Bring together copies of the lines in the data below that contain the word "title".

Element data from apps and pages:
^^^^^^^^^^^^^^^^

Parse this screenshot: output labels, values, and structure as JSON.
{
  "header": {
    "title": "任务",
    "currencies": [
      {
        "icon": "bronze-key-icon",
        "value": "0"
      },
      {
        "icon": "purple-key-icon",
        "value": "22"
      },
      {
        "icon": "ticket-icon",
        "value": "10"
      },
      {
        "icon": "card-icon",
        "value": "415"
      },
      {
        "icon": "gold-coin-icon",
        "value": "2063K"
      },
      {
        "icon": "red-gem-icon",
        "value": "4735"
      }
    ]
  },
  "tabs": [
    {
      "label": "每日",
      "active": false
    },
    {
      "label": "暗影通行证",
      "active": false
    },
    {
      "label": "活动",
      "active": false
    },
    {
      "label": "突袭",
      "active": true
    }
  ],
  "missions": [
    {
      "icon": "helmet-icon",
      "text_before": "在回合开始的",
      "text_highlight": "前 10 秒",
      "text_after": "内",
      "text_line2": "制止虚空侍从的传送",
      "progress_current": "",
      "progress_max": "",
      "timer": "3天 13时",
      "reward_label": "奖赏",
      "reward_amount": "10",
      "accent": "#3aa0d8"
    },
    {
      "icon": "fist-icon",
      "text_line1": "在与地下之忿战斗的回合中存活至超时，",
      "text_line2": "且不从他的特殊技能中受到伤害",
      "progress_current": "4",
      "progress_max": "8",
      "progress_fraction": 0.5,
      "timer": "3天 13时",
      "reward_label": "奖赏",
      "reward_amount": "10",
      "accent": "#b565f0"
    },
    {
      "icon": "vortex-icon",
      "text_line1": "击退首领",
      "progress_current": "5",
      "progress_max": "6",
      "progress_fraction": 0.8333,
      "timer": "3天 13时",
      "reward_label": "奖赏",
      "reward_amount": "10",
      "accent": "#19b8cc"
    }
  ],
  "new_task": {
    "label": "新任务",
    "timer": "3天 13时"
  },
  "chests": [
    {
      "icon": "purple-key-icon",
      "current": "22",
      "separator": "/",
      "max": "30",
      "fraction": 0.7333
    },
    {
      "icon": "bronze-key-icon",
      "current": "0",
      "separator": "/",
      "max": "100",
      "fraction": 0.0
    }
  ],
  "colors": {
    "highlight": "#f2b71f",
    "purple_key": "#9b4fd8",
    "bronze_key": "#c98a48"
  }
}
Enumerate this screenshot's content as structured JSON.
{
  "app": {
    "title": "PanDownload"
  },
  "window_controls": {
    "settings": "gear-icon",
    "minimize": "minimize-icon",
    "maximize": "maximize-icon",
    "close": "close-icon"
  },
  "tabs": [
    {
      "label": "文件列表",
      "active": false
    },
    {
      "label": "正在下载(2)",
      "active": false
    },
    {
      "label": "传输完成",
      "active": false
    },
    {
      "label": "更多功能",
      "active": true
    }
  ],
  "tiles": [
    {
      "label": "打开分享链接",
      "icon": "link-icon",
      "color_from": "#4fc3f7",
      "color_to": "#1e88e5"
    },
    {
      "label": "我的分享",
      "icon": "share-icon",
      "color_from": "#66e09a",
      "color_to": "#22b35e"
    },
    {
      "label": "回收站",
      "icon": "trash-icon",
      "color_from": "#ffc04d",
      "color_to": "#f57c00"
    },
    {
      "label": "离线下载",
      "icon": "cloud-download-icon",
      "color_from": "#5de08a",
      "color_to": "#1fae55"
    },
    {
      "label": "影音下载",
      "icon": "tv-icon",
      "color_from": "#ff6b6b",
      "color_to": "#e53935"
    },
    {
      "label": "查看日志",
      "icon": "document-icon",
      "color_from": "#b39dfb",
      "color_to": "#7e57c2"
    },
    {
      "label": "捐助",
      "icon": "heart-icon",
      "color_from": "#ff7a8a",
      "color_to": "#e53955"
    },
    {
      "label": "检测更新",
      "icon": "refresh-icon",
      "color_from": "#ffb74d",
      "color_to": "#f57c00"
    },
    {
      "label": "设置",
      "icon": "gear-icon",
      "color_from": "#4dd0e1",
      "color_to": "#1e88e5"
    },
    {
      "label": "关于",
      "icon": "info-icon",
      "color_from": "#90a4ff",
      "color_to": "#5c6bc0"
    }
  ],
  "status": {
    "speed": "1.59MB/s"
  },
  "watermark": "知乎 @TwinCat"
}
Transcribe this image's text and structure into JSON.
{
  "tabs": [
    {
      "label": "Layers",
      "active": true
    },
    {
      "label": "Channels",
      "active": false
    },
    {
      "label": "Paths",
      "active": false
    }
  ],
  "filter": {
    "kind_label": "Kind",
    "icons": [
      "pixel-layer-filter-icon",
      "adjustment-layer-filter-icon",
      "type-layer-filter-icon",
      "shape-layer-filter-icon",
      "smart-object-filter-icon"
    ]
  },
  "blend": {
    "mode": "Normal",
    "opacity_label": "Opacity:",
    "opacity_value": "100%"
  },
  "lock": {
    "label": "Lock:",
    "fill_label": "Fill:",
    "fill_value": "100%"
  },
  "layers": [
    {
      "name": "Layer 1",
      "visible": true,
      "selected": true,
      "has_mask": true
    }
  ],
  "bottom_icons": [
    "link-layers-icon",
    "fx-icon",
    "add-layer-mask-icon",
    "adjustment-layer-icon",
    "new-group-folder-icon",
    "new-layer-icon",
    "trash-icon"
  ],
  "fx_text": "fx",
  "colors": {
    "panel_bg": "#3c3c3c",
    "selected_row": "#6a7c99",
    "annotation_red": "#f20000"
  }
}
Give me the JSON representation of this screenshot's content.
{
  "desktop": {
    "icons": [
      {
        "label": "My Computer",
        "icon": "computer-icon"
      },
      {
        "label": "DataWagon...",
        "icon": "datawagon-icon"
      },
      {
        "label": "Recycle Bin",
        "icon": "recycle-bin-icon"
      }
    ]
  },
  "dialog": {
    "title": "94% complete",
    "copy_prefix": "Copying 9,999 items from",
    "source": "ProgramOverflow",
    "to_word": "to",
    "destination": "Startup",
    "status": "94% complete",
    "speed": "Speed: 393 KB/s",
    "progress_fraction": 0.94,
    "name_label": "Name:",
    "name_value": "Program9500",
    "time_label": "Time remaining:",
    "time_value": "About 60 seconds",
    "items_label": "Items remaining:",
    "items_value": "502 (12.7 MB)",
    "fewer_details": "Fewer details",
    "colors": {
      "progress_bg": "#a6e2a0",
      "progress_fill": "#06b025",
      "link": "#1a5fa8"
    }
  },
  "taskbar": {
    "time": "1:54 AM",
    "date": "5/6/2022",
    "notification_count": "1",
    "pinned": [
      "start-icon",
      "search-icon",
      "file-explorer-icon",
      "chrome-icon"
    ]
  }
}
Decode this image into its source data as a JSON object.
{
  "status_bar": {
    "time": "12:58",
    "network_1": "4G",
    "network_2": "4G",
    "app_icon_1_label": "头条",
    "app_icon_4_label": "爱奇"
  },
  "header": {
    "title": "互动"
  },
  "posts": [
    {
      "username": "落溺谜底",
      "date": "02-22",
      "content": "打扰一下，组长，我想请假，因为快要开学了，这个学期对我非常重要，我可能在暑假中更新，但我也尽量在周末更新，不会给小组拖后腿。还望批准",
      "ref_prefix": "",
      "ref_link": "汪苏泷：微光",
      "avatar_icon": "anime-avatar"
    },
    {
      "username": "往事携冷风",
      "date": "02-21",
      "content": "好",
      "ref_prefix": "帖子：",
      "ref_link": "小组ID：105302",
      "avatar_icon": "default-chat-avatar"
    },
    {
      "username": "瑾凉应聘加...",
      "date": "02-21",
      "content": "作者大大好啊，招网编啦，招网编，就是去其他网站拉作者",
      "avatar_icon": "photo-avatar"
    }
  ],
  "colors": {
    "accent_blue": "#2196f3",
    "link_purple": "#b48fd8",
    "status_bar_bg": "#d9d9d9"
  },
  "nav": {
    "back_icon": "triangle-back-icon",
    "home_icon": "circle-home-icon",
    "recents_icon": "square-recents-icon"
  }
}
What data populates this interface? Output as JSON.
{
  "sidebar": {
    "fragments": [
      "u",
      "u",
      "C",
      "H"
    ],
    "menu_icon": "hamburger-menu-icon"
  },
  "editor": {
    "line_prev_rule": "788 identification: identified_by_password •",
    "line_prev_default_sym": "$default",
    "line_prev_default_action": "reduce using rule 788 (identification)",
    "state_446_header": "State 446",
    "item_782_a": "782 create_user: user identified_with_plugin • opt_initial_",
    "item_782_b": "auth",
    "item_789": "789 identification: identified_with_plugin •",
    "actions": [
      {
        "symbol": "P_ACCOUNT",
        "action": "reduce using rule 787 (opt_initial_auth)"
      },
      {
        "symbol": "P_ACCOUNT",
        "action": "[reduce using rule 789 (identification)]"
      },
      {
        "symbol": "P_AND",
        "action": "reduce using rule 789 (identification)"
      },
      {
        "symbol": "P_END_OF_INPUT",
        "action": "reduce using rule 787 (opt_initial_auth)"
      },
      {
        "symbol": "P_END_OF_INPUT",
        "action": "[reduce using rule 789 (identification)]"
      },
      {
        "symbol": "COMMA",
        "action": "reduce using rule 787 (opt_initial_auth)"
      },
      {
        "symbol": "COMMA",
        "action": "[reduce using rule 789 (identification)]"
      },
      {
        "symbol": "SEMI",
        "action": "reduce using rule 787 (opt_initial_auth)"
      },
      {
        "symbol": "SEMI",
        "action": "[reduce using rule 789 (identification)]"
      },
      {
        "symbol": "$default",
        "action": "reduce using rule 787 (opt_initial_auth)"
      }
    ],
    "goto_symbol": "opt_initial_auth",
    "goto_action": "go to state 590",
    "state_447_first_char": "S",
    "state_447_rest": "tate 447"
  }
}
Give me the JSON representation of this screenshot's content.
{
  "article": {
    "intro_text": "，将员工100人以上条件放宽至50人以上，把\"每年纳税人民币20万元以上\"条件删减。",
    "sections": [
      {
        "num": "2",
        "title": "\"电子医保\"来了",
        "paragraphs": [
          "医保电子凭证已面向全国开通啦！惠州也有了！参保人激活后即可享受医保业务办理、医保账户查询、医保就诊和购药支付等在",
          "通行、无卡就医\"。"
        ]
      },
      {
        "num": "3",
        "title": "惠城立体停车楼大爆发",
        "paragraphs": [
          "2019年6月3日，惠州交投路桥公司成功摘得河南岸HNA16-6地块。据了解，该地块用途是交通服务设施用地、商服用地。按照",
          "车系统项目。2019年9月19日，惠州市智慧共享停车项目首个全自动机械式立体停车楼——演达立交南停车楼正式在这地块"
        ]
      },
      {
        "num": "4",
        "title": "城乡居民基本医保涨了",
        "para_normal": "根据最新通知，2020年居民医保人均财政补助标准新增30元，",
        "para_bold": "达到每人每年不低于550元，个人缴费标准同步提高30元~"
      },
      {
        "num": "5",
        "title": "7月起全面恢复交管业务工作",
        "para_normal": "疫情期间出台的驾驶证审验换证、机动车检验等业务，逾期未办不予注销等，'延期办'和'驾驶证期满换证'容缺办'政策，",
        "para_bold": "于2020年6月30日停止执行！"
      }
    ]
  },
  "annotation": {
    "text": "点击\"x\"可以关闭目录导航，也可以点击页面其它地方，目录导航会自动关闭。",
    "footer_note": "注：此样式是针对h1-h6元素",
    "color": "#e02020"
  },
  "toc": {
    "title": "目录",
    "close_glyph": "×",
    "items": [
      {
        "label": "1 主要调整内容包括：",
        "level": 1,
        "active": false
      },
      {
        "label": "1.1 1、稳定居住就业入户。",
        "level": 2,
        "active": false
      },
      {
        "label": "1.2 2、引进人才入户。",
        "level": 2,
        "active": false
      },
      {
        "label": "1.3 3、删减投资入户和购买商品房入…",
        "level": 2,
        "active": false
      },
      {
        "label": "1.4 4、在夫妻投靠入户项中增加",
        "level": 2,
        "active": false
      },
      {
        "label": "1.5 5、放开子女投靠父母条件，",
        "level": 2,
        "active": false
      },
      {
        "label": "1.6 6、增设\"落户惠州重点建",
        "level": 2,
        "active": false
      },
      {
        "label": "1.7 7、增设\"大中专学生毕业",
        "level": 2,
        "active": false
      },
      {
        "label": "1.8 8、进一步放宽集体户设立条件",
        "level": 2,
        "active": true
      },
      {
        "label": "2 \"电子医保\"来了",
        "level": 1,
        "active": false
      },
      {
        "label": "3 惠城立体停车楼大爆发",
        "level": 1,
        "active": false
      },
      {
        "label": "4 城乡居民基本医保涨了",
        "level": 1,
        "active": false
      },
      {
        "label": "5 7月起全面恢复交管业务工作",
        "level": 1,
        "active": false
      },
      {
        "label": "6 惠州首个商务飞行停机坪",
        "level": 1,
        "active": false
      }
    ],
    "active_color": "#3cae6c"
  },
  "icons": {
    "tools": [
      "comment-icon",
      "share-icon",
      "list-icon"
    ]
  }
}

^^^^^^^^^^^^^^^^

**WRITTEN SOLUTION:**
    "title": "任务",
    "title": "PanDownload"
    "title": "94% complete",
    "title": "互动"
        "title": "\"电子医保\"来了",
        "title": "惠城立体停车楼大爆发",
        "title": "城乡居民基本医保涨了",
        "title": "7月起全面恢复交管业务工作",
    "title": "目录",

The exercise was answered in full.